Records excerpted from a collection
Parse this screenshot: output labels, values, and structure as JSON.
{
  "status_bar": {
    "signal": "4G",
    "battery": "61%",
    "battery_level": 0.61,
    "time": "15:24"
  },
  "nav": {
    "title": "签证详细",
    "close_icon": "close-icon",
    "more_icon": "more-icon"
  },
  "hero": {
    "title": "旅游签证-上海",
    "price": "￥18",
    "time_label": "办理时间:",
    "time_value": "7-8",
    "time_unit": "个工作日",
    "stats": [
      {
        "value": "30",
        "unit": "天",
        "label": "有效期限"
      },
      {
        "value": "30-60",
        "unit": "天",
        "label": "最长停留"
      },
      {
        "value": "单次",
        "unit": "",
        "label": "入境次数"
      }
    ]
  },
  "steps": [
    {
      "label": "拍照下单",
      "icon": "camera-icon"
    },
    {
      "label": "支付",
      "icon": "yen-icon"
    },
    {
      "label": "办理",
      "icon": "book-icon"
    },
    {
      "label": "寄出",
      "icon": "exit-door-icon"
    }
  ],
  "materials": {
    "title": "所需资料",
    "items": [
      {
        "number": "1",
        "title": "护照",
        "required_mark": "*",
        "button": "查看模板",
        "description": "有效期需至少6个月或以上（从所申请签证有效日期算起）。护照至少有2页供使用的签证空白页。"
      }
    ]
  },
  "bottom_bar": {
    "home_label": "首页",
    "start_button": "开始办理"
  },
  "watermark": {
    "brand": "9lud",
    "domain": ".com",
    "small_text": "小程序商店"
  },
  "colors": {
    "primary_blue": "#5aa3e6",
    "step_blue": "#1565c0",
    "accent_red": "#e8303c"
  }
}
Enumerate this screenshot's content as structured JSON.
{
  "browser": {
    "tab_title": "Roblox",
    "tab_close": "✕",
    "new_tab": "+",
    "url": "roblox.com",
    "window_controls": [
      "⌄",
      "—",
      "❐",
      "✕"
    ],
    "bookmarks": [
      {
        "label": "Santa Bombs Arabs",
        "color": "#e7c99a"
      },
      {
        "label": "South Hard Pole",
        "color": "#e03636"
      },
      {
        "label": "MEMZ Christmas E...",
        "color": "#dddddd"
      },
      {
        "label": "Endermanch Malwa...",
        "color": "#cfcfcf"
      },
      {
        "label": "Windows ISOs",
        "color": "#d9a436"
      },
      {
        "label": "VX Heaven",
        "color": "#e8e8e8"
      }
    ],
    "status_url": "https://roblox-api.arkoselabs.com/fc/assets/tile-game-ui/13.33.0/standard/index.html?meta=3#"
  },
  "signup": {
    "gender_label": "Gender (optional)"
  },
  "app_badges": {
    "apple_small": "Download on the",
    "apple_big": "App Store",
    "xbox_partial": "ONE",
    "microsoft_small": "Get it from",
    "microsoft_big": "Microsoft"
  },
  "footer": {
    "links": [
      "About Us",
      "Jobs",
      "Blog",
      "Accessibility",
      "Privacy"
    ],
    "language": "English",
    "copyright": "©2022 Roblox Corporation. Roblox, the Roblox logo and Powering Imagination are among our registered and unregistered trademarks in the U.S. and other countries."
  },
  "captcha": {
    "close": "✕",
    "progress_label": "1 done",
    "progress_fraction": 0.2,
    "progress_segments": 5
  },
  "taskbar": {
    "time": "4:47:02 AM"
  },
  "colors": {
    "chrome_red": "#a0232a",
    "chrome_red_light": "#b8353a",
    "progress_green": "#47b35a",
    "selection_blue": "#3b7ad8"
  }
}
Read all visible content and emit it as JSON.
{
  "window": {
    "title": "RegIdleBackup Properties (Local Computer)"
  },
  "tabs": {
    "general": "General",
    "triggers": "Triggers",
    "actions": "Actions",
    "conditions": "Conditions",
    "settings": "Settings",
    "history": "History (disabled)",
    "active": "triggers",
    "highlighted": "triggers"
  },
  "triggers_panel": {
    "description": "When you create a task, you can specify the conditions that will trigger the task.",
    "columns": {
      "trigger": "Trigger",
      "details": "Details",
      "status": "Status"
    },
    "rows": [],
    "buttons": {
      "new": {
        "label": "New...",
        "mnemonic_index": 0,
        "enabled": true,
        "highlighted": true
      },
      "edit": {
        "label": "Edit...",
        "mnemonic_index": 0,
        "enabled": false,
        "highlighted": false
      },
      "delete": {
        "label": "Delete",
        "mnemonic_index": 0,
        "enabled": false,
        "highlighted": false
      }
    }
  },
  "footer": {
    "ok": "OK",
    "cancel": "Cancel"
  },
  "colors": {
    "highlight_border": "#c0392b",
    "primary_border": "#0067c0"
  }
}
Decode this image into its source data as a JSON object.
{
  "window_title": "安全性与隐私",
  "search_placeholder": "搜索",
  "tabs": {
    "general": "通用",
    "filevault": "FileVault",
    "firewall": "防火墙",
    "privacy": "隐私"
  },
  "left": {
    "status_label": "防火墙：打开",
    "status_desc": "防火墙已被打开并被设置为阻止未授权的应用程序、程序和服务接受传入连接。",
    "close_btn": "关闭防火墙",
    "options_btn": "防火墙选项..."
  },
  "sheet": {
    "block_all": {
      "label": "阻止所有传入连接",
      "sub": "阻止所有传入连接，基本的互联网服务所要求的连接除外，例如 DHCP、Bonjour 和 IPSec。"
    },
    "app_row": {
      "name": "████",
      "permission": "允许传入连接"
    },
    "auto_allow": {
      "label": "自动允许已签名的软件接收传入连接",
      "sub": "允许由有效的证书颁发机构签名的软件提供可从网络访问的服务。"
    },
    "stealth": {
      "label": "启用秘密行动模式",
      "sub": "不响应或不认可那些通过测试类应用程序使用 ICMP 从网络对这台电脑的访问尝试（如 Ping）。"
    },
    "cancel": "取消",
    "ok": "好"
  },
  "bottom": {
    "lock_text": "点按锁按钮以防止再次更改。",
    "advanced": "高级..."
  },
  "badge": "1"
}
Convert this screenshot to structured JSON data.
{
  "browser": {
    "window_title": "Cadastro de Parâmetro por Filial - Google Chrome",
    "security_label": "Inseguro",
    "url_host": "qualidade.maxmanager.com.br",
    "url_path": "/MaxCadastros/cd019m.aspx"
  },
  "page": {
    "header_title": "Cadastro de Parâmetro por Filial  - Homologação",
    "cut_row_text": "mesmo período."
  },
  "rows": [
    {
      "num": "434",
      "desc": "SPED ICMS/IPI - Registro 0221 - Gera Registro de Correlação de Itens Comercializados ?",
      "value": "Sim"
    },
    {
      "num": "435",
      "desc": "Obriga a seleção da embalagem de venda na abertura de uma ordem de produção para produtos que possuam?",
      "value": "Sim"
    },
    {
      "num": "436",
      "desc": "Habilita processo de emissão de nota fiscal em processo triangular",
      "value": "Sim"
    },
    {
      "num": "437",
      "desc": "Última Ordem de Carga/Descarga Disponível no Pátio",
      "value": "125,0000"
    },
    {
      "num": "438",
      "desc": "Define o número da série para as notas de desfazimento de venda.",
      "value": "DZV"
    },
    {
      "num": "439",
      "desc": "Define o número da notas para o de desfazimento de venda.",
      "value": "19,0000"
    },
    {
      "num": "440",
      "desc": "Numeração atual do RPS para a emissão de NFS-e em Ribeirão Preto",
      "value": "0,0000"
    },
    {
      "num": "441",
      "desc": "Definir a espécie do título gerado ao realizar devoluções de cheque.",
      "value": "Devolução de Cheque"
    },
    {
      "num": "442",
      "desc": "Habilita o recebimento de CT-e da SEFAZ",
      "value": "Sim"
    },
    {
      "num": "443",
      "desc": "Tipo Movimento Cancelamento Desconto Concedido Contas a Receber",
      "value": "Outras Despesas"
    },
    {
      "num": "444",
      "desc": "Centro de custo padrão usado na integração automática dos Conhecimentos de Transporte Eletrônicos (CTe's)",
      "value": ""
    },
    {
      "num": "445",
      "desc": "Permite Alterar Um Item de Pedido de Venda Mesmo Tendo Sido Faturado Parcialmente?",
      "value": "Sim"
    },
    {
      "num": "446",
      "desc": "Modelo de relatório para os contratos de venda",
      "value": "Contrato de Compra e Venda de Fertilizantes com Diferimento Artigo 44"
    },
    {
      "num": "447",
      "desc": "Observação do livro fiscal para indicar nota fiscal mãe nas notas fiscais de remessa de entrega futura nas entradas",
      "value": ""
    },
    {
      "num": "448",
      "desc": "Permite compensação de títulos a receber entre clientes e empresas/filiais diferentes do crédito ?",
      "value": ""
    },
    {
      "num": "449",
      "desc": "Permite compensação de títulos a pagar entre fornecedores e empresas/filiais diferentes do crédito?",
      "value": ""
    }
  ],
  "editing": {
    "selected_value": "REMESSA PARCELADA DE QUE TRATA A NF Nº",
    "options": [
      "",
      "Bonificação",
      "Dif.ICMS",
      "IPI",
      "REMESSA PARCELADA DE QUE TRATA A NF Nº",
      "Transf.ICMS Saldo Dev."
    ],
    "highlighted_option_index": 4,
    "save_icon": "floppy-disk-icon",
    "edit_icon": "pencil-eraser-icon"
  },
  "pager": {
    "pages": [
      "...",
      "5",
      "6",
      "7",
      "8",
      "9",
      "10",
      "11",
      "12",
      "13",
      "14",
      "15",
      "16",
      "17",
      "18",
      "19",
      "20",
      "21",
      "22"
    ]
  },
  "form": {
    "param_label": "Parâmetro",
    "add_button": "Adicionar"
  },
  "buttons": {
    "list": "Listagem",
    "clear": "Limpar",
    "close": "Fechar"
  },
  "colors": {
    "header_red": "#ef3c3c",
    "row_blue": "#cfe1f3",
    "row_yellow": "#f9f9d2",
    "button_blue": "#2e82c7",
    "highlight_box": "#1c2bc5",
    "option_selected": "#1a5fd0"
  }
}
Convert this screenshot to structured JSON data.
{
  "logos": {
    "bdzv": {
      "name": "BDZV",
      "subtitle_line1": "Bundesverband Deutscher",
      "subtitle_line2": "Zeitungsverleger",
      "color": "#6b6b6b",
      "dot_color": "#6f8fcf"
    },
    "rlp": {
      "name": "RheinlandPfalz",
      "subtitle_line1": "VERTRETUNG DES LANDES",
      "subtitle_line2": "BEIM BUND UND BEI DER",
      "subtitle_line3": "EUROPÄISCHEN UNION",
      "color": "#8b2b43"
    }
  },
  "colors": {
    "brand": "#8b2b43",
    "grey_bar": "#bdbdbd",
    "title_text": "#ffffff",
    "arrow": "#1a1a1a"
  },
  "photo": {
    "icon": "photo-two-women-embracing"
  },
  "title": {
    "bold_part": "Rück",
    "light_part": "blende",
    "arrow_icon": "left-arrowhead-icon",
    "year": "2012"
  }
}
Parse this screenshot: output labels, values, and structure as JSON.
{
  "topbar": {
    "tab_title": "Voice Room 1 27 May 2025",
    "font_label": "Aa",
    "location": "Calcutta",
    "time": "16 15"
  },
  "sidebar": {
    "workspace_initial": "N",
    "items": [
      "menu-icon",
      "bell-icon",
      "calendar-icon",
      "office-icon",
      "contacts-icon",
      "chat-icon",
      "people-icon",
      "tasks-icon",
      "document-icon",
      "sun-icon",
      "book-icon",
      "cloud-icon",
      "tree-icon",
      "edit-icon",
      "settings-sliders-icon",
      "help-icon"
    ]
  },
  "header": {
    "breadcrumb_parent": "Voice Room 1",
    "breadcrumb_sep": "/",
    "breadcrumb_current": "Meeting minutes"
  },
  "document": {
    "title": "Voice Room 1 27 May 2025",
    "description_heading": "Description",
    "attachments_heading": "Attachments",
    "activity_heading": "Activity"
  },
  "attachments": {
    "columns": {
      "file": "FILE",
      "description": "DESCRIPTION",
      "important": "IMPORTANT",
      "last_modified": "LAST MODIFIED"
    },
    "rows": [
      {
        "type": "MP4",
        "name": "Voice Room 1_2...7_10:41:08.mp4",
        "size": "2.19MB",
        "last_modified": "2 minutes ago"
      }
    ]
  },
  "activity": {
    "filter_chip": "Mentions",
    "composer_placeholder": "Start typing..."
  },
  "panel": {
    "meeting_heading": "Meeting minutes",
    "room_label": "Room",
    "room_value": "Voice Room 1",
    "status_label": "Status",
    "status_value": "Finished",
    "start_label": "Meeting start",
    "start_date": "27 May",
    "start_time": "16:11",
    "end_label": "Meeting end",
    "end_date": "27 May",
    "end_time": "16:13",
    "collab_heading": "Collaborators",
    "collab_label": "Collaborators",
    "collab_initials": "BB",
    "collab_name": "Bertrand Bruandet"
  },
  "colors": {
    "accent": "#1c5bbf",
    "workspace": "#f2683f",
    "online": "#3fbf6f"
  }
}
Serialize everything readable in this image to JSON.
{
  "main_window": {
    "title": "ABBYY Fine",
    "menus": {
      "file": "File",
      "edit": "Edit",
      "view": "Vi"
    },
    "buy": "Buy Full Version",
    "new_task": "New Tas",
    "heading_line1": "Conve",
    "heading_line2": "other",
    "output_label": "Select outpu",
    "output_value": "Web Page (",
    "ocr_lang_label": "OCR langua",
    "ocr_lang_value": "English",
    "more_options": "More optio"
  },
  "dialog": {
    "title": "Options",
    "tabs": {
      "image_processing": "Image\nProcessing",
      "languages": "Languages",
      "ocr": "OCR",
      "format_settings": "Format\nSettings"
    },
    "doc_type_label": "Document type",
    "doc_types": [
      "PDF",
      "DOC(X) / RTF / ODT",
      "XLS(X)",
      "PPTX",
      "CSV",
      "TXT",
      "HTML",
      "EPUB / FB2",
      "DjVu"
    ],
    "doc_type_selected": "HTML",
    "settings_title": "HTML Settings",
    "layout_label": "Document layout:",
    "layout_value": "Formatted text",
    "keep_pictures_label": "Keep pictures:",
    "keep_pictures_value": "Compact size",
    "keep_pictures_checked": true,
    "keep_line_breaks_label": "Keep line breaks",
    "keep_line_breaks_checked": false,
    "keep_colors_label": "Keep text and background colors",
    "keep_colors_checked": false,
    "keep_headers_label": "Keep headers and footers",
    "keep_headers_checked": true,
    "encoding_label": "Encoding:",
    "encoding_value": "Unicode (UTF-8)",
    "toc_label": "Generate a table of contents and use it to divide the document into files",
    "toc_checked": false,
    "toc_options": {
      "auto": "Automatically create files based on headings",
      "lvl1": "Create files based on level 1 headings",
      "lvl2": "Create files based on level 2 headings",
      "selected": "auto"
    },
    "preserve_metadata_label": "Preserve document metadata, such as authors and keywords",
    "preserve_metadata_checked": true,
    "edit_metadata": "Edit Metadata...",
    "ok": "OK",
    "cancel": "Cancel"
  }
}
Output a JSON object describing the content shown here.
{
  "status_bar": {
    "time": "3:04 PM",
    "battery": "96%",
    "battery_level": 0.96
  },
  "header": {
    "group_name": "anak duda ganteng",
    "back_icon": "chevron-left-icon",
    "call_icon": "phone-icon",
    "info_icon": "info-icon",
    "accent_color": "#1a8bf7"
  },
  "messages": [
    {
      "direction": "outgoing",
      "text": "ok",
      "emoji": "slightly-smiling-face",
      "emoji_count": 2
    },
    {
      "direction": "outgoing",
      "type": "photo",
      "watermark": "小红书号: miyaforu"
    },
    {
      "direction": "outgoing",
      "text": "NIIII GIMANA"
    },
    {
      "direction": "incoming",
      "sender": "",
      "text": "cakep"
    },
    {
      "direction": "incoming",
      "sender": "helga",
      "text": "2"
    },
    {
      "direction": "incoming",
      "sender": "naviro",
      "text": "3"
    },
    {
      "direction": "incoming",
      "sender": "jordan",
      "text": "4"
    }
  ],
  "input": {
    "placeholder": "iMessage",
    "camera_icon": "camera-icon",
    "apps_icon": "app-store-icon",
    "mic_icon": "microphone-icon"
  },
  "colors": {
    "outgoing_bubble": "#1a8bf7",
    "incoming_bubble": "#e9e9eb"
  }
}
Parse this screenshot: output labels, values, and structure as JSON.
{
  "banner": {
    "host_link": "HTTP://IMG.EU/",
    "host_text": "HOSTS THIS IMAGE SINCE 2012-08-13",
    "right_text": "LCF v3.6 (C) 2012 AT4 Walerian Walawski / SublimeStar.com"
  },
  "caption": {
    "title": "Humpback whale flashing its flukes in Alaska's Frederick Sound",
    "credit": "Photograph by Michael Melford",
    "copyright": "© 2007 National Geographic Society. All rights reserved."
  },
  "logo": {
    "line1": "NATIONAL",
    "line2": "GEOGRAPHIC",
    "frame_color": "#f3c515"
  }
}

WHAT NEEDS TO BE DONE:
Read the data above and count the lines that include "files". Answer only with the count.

OUTPUT:
4